  • Route 666, a horror story related to Negation in an initially obscure way.
  • Brath, a Sigil-Bearer Captain Ersatz of, not Conan the Barbarian, but Robert E. Howard's similar character Bran Mak Morn.
  • Solus, the title meant to expose the mysteries behind the Sigilverse and reward loyal fans with some concrete answers.
  • El Cazador and Kiss Kiss Bang Bang, both books set in the Sigilverse's "past."

CrossGen also published a number of books that didn't take place within the Sigilverse, such as The Crossovers, and weren't related to it at all. Since these projects were taken on in the later days of the company's existence, many of them didn't last long, and quite a few were announced but never published, as the company declared chapter eleven and eventually sold all its assets to Disney. Notable among these is Abadazad, a surreal children's fantasy title which was the incentive for Disney buying CrossGen out. They published a handful of children's books based on that premise.

After Disney purchased Marvel Comics, it attempted a new CrossGen comic imprint, starting with 4-issue limited series of Ruse, which still starred detective Simon Archard, and Sigil, which was In Name Only to the previous title. Although a third title was added, Mystic, which kept the basic concept of "magical sisters in a fantasy world and the 'wrong' one is The Chosen One," the various limited series only met with middling success and the imprint was cancelled.

Not to be confused with the common Fan Fic tag "crossgen," which means "cross-gender," referring to a Gender Bender or Gender Flip.

Tropes found in the Sigilverse as a whole include:

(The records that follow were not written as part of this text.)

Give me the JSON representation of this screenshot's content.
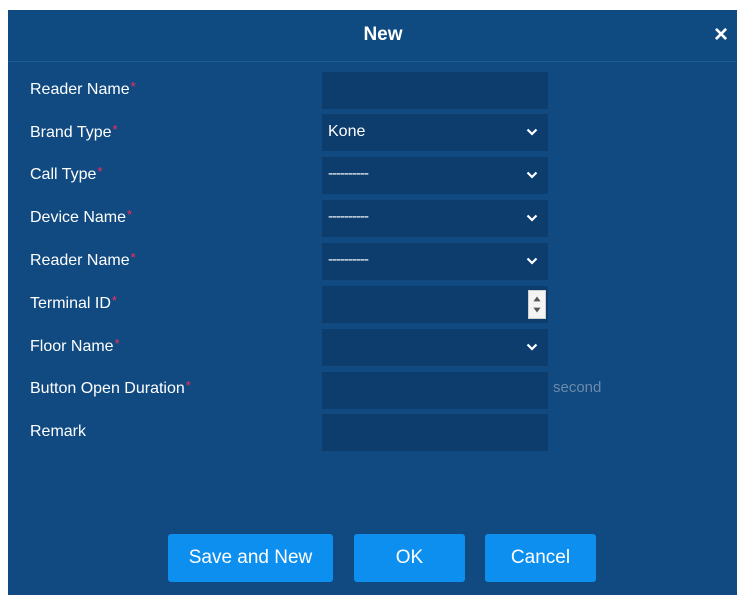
{
  "dialog": {
    "title": "New",
    "close_label": "×"
  },
  "form": {
    "fields": [
      {
        "label": "Reader Name",
        "required_mark": "*",
        "value": ""
      },
      {
        "label": "Brand Type",
        "required_mark": "*",
        "value": "Kone"
      },
      {
        "label": "Call Type",
        "required_mark": "*",
        "value": "----------"
      },
      {
        "label": "Device Name",
        "required_mark": "*",
        "value": "----------"
      },
      {
        "label": "Reader Name",
        "required_mark": "*",
        "value": "----------"
      },
      {
        "label": "Terminal ID",
        "required_mark": "*",
        "value": ""
      },
      {
        "label": "Floor Name",
        "required_mark": "*",
        "value": ""
      },
      {
        "label": "Button Open Duration",
        "required_mark": "*",
        "value": "",
        "suffix": "second"
      },
      {
        "label": "Remark",
        "value": ""
      }
    ]
  },
  "buttons": {
    "save_new": "Save and New",
    "ok": "OK",
    "cancel": "Cancel"
  },
  "icons": {
    "dropdown": "chevron-down-icon",
    "spinner": "spinner-icon",
    "close": "close-icon"
  },
  "colors": {
    "dialog_bg": "#104a81",
    "field_bg": "#0d3d6d",
    "button_bg": "#0d8ff0",
    "required": "#ff2b5b",
    "suffix_text": "#6c8aaa"
  }
}
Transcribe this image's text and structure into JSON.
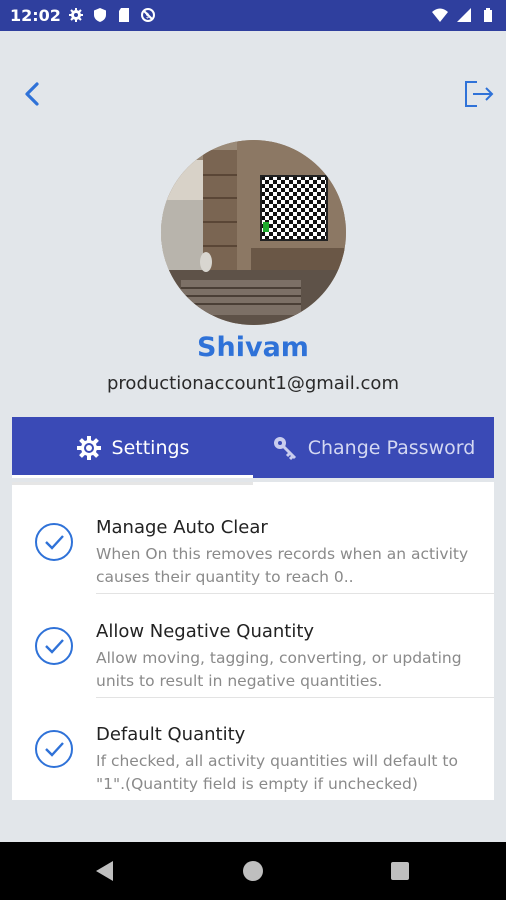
{
  "status_bar": {
    "time": "12:02",
    "left_icons": [
      "settings-gear-icon",
      "shield-icon",
      "sd-card-icon",
      "no-disturb-icon"
    ],
    "right_icons": [
      "wifi-icon",
      "signal-icon",
      "battery-icon"
    ]
  },
  "header": {
    "back_icon": "chevron-left-icon",
    "logout_icon": "logout-icon"
  },
  "profile": {
    "name": "Shivam",
    "email": "productionaccount1@gmail.com"
  },
  "tabs": [
    {
      "label": "Settings",
      "icon": "gear-icon",
      "active": true
    },
    {
      "label": "Change Password",
      "icon": "key-icon",
      "active": false
    }
  ],
  "settings": [
    {
      "title": "Manage Auto Clear",
      "description": "When On this removes records when an activity causes their quantity to reach 0..",
      "checked": true
    },
    {
      "title": "Allow Negative Quantity",
      "description": "Allow moving, tagging, converting, or updating units to result in negative quantities.",
      "checked": true
    },
    {
      "title": "Default Quantity",
      "description": "If checked, all activity quantities will default to \"1\".(Quantity field is empty if unchecked)",
      "checked": true
    }
  ],
  "colors": {
    "primary": "#3a4ab6",
    "status_bar": "#2f3f9e",
    "accent_blue": "#2f72d8",
    "background": "#e2e6ea"
  },
  "nav_bar": [
    "back-triangle-icon",
    "home-circle-icon",
    "recents-square-icon"
  ]
}
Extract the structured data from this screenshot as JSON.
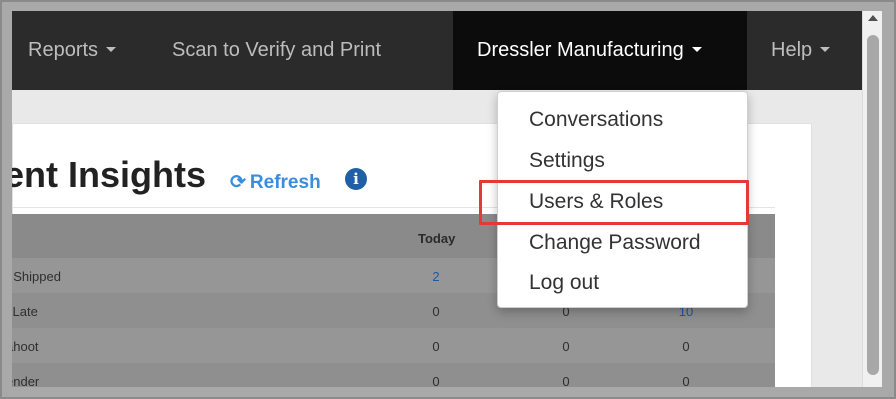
{
  "navbar": {
    "reports": "Reports",
    "scan": "Scan to Verify and Print",
    "company": "Dressler Manufacturing",
    "help": "Help"
  },
  "dropdown": {
    "items": [
      "Conversations",
      "Settings",
      "Users & Roles",
      "Change Password",
      "Log out"
    ],
    "highlighted_item": "Users & Roles",
    "highlight_color": "#e53935"
  },
  "insights": {
    "title": "ent Insights",
    "refresh_label": "Refresh",
    "refresh_icon": "refresh-icon",
    "info_icon": "info-icon",
    "info_glyph": "i"
  },
  "table": {
    "headers": [
      "Today"
    ],
    "rows": [
      {
        "label": "t Shipped",
        "today": "2"
      },
      {
        "label": "i Late",
        "today": "0",
        "col2": "0",
        "col3": "10"
      },
      {
        "label": "ahoot",
        "today": "0",
        "col2": "0",
        "col3": "0"
      },
      {
        "label": "ender",
        "today": "0",
        "col2": "0",
        "col3": "0"
      }
    ]
  },
  "colors": {
    "navbar_bg": "#2b2b2b",
    "active_nav_bg": "#0c0c0c",
    "link": "#3a8dde"
  }
}
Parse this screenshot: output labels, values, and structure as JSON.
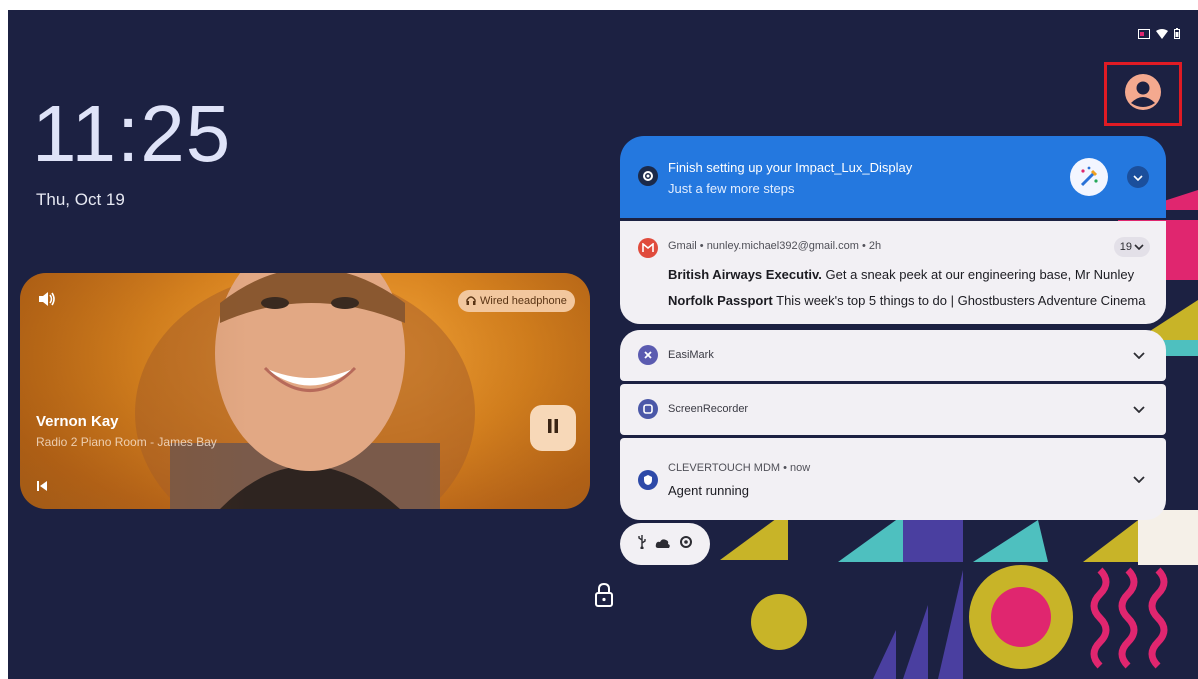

  • Arc Symbol: The Sigil itself.
  • Call to Adventure: All the Sigil-bearers get a glowy tattoo and strange powers foisted on them without warning. Adventure ensues.
  • Comes Great Responsibility: With glowy tattoo comes glowy responsibility, whether you want it or not.
  • Crisis Crossover: The last two comics of the original Sigilverse were Negation War, which was going to consist of all the sigil-powered heroes fighting the villains of the anti-sigil-verse. Alas, the company went under at that point.
    • Negation War itself was rushed into print prematurely when it became clear the company wasn't going to last much longer. Literal (meta) crisis crossover?
  • Cut Short: One of the most infamous examples. The company's financial collapse meant the sprawling, epic Myth Arc went unresolved. This example is so bad that even a short miniseries meant to give some semblance of an ending ended up getting nipped before it could finish.
  • Evil Chancellor: Many of the sigil-bearers acquired enemies. Those enemies often then acquired mysterious advisors with strange powers. These advisors were usually members of The First, who didn't trust this whole sigil-giving thing.
  • Fanservice: The early issues of the core four were rife with it, including Panty Shots and Navel-Deep Neckline. However, a few months in, the creators convinced the senior editor that the books would sell on their innate strengths, and didn't need to pander. You can identify this moment, because all the main female characters suddenly put more clothes on.
  • Power Tattoo: The sigil itself, a yellow/red yin/yang-ish symbol that grants great power. Some people get variants, such as the double-tailed orange sigil in Crux, or the negative-space "N" symbol of the Negation.